Task details: Please copy each line of the records below that includes the word "Standard".

━━━ Records for processing

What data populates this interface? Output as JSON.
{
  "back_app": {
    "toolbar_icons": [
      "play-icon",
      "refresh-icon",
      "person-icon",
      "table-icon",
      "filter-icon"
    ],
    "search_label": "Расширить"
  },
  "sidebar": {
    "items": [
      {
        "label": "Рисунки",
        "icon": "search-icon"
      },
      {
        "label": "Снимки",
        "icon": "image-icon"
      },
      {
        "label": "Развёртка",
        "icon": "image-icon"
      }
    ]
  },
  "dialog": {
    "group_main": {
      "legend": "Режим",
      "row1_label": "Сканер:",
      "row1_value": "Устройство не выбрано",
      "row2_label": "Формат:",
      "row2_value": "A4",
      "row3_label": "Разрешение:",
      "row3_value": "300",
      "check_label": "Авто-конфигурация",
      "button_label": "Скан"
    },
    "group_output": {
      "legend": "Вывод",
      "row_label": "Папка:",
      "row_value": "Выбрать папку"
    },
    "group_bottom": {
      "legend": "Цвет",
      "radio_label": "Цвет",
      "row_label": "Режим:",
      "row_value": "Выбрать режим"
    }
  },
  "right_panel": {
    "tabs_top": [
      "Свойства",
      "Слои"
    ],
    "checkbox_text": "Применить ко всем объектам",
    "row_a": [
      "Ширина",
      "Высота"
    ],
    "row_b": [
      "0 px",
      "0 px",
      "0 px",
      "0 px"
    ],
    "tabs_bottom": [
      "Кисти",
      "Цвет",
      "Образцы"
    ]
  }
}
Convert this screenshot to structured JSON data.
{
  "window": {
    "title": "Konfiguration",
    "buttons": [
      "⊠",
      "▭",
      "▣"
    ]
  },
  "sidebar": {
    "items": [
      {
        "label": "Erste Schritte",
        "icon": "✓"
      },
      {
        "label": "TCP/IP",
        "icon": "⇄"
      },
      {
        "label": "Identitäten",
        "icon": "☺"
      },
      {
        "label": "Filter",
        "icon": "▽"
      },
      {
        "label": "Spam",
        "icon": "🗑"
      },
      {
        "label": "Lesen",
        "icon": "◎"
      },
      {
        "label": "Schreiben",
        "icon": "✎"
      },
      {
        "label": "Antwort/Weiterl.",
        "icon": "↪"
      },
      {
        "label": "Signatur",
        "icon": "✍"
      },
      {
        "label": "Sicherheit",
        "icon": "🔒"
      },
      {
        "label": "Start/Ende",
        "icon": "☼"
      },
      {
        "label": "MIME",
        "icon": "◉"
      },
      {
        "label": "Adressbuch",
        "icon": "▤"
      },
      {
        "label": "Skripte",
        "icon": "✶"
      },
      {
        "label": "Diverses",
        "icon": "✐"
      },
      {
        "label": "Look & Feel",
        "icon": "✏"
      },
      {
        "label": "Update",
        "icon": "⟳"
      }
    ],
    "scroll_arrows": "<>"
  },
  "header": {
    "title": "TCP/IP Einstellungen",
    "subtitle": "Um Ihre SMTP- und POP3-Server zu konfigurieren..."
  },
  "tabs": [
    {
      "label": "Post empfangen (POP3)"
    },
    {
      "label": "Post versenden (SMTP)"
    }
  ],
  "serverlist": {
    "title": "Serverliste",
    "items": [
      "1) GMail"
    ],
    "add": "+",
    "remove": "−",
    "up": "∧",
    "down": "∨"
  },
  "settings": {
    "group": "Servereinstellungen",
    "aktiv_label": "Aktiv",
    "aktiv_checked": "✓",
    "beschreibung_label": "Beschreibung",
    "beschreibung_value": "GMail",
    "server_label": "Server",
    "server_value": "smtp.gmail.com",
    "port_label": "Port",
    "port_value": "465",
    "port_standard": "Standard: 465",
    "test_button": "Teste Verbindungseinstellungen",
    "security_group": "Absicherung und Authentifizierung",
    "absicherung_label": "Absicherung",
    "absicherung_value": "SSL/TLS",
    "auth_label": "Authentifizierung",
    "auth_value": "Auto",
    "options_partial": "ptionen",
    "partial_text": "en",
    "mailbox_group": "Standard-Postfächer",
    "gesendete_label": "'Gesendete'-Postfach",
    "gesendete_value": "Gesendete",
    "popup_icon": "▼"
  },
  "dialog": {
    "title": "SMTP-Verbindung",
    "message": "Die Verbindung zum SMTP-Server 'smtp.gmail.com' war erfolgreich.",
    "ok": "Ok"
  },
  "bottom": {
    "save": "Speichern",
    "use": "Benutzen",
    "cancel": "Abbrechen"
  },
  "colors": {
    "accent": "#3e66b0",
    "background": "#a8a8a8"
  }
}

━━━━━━

Response to this exercise:
    "port_standard": "Standard: 465",
    "mailbox_group": "Standard-Postfächer",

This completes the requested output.